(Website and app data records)
--------

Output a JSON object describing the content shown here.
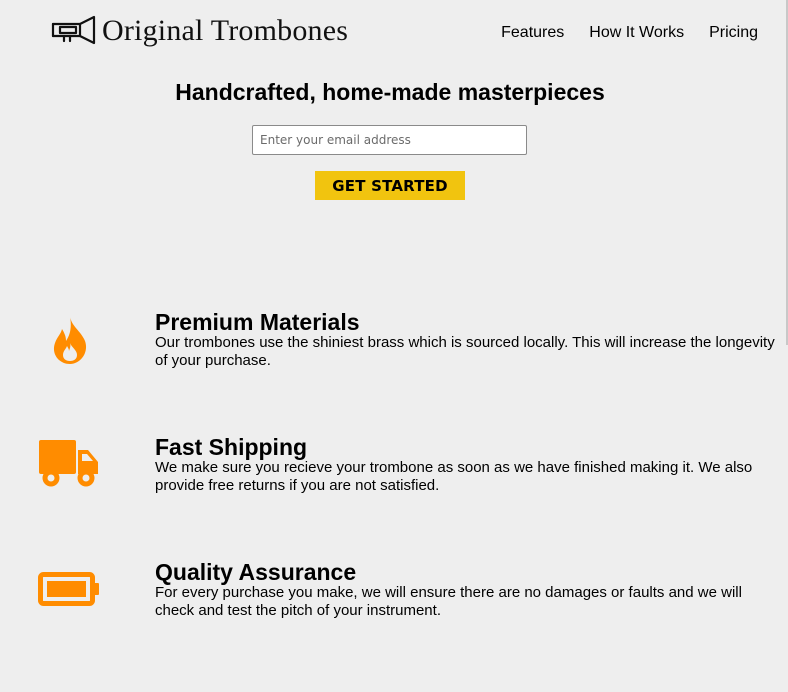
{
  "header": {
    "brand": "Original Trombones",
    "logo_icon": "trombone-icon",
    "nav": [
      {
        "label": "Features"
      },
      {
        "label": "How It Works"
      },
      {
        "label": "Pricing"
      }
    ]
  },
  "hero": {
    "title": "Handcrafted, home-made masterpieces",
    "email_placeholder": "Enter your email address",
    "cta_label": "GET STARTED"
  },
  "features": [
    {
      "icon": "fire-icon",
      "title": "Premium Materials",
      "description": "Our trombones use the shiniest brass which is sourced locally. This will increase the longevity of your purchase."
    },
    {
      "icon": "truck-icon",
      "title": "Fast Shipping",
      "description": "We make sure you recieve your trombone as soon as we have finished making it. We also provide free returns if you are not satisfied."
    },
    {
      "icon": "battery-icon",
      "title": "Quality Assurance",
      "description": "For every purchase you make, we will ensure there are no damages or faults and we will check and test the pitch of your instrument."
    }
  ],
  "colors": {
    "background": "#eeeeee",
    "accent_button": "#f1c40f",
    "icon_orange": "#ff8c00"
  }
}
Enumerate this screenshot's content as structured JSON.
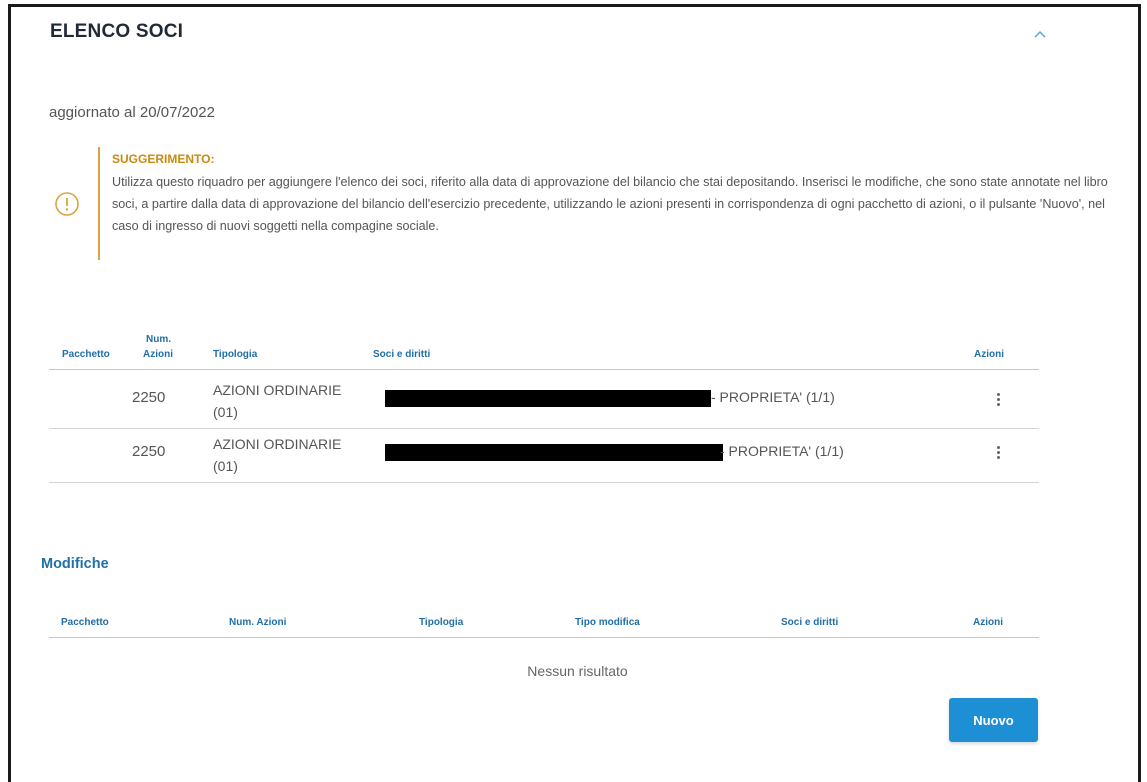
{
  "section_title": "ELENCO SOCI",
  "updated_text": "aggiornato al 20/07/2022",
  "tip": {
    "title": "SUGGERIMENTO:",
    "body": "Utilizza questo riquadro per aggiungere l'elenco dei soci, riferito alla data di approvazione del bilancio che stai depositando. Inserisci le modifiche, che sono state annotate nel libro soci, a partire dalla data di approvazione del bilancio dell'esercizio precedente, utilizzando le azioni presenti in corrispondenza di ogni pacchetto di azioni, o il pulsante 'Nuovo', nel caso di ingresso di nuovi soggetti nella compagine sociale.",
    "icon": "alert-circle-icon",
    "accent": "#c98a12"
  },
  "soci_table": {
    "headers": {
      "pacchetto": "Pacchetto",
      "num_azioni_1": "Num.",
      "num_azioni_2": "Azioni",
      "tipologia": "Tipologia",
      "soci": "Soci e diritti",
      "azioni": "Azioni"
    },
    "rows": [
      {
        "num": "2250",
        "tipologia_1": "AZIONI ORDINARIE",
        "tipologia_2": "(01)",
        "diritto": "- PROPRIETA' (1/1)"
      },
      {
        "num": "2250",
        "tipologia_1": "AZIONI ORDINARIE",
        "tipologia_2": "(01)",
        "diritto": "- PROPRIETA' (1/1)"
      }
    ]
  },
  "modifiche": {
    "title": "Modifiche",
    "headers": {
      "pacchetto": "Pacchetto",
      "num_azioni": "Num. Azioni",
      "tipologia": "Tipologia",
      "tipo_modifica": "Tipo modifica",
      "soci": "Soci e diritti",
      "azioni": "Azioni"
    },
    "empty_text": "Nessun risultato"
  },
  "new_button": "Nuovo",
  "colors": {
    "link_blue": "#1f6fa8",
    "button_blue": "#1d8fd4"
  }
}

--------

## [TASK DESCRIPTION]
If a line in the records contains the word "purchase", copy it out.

## [TASK ANSWER]
      "description": "Our trombones use the shiniest brass which is sourced locally. This will increase the longevity of your purchase."
      "description": "For every purchase you make, we will ensure there are no damages or faults and we will check and test the pitch of your instrument."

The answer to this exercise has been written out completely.